* [Task goal]:
Find the string "title" in the records. Copy each line that has it.

╭─ Stored data

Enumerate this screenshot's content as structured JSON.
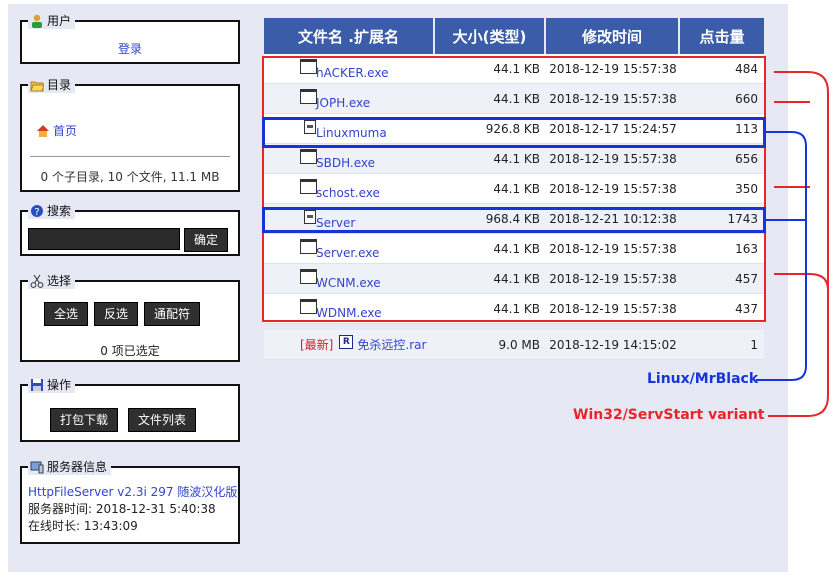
{
  "sidebar": {
    "user": {
      "title": "用户",
      "login_label": "登录"
    },
    "directory": {
      "title": "目录",
      "home_label": "首页",
      "summary": "0 个子目录, 10 个文件, 11.1 MB"
    },
    "search": {
      "title": "搜索",
      "confirm_label": "确定",
      "placeholder": ""
    },
    "select": {
      "title": "选择",
      "select_all_label": "全选",
      "invert_label": "反选",
      "wildcard_label": "通配符",
      "status": "0 项已选定"
    },
    "actions": {
      "title": "操作",
      "download_label": "打包下载",
      "filelist_label": "文件列表"
    },
    "server": {
      "title": "服务器信息",
      "version": "HttpFileServer v2.3i 297 随波汉化版",
      "time": "服务器时间: 2018-12-31 5:40:38",
      "uptime": "在线时长: 13:43:09"
    }
  },
  "table": {
    "headers": [
      "文件名 .扩展名",
      "大小(类型)",
      "修改时间",
      "点击量"
    ],
    "rows": [
      {
        "name": "hACKER.exe",
        "size": "44.1 KB",
        "modified": "2018-12-19 15:57:38",
        "hits": "484",
        "icon": "exe-window-icon"
      },
      {
        "name": "JOPH.exe",
        "size": "44.1 KB",
        "modified": "2018-12-19 15:57:38",
        "hits": "660",
        "icon": "exe-window-icon"
      },
      {
        "name": "Linuxmuma",
        "size": "926.8 KB",
        "modified": "2018-12-17 15:24:57",
        "hits": "113",
        "icon": "generic-file-icon"
      },
      {
        "name": "SBDH.exe",
        "size": "44.1 KB",
        "modified": "2018-12-19 15:57:38",
        "hits": "656",
        "icon": "exe-window-icon"
      },
      {
        "name": "schost.exe",
        "size": "44.1 KB",
        "modified": "2018-12-19 15:57:38",
        "hits": "350",
        "icon": "exe-window-icon"
      },
      {
        "name": "Server",
        "size": "968.4 KB",
        "modified": "2018-12-21 10:12:38",
        "hits": "1743",
        "icon": "generic-file-icon"
      },
      {
        "name": "Server.exe",
        "size": "44.1 KB",
        "modified": "2018-12-19 15:57:38",
        "hits": "163",
        "icon": "exe-window-icon"
      },
      {
        "name": "WCNM.exe",
        "size": "44.1 KB",
        "modified": "2018-12-19 15:57:38",
        "hits": "457",
        "icon": "exe-window-icon"
      },
      {
        "name": "WDNM.exe",
        "size": "44.1 KB",
        "modified": "2018-12-19 15:57:38",
        "hits": "437",
        "icon": "exe-window-icon"
      }
    ],
    "latest": {
      "tag": "[最新]",
      "name": "免杀远控.rar",
      "size": "9.0 MB",
      "modified": "2018-12-19 14:15:02",
      "hits": "1",
      "icon_glyph": "R"
    }
  },
  "annotations": {
    "linux_label": "Linux/MrBlack",
    "win32_label": "Win32/ServStart variant",
    "colors": {
      "red": "#e8262a",
      "blue": "#1535d8",
      "header": "#3b5ca8",
      "link": "#3344cc"
    }
  }
}
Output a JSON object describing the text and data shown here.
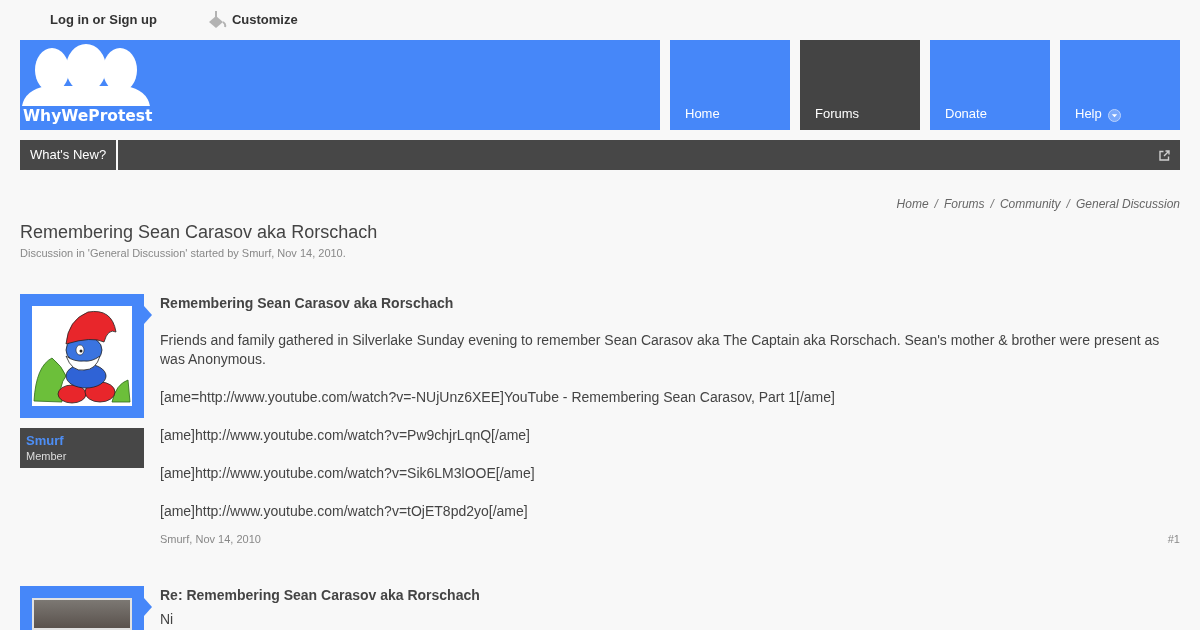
{
  "user_links": {
    "login": "Log in or Sign up",
    "customize": "Customize"
  },
  "header": {
    "logo_text": "WhyWeProtest"
  },
  "nav_tabs": [
    {
      "label": "Home",
      "selected": false,
      "dropdown": false
    },
    {
      "label": "Forums",
      "selected": true,
      "dropdown": false
    },
    {
      "label": "Donate",
      "selected": false,
      "dropdown": false
    },
    {
      "label": "Help",
      "selected": false,
      "dropdown": true
    }
  ],
  "subnav": {
    "label": "What's New?"
  },
  "breadcrumb": [
    {
      "label": "Home"
    },
    {
      "separator": "/",
      "label": "Forums"
    },
    {
      "separator": "/",
      "label": "Community"
    },
    {
      "separator": "/",
      "label": "General Discussion"
    }
  ],
  "thread": {
    "title": "Remembering Sean Carasov aka Rorschach",
    "meta": "Discussion in 'General Discussion' started by Smurf, Nov 14, 2010."
  },
  "posts": [
    {
      "avatar": {
        "kind": "cartoon"
      },
      "author": "Smurf",
      "role": "Member",
      "title": "Remembering Sean Carasov aka Rorschach",
      "paragraphs": [
        "Friends and family gathered in Silverlake Sunday evening to remember Sean Carasov aka The Captain aka Rorschach. Sean's mother & brother were present as was Anonymous.",
        "[ame=http://www.youtube.com/watch?v=-NUjUnz6XEE]YouTube - Remembering Sean Carasov, Part 1[/ame]",
        "[ame]http://www.youtube.com/watch?v=Pw9chjrLqnQ[/ame]",
        "[ame]http://www.youtube.com/watch?v=Sik6LM3lOOE[/ame]",
        "[ame]http://www.youtube.com/watch?v=tOjET8pd2yo[/ame]"
      ],
      "byline": "Smurf, Nov 14, 2010",
      "number": "#1"
    },
    {
      "avatar": {
        "kind": "photo"
      },
      "title": "Re: Remembering Sean Carasov aka Rorschach",
      "paragraphs": [
        "Ni"
      ]
    }
  ]
}
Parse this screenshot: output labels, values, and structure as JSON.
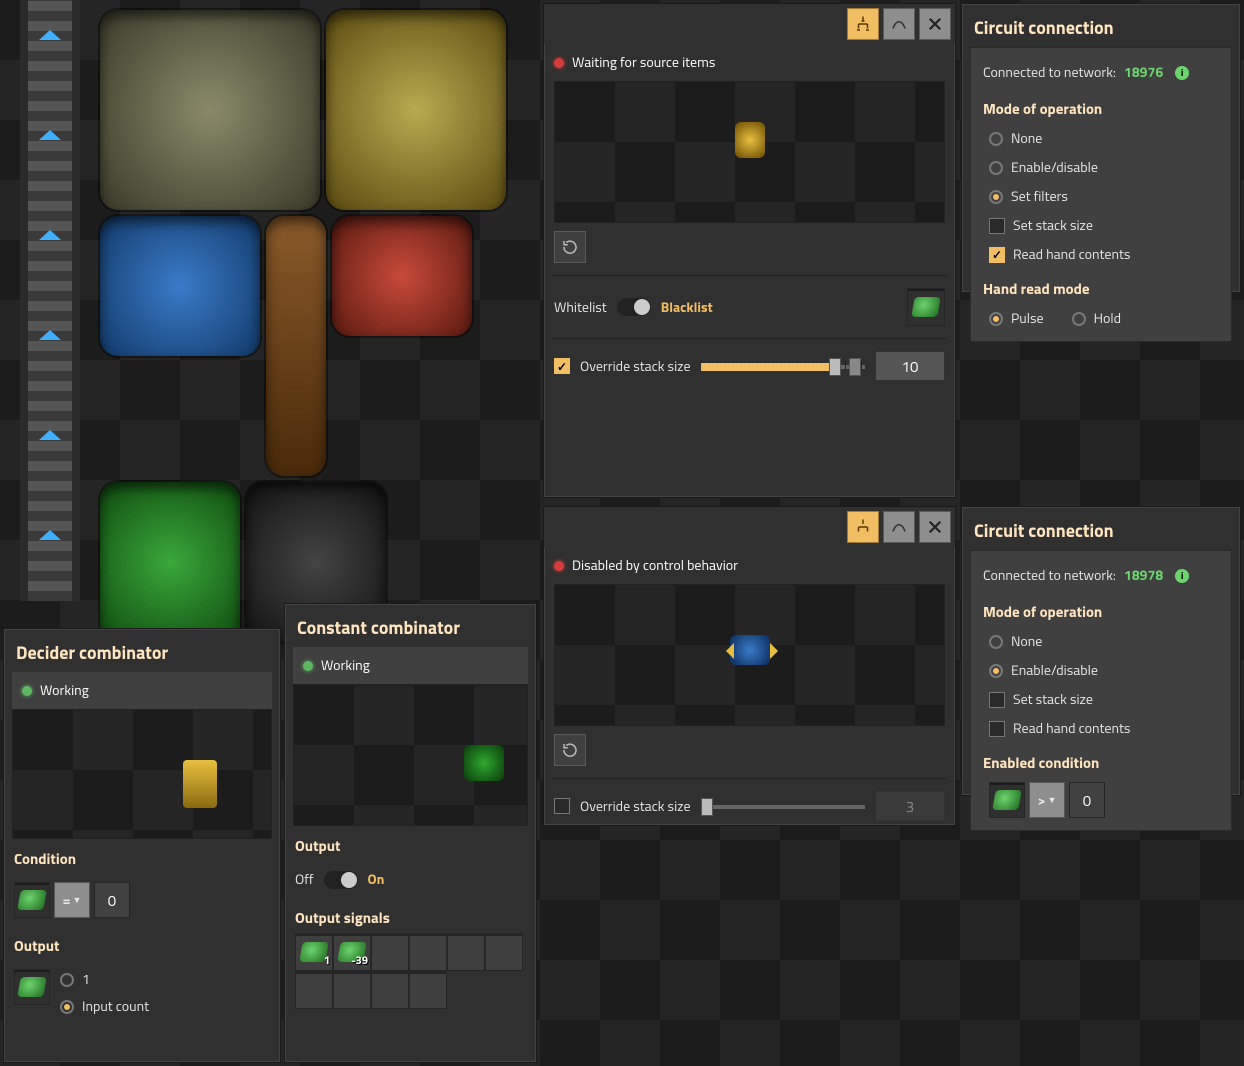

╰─

* [Reply to the task]:
      "title": "用户",
      "title": "目录",
      "title": "搜索",
      "title": "选择",
      "title": "操作",
      "title": "服务器信息",
    "title": "Remembering Sean Carasov aka Rorschach",
      "title": "Remembering Sean Carasov aka Rorschach",
      "title": "Re: Remembering Sean Carasov aka Rorschach",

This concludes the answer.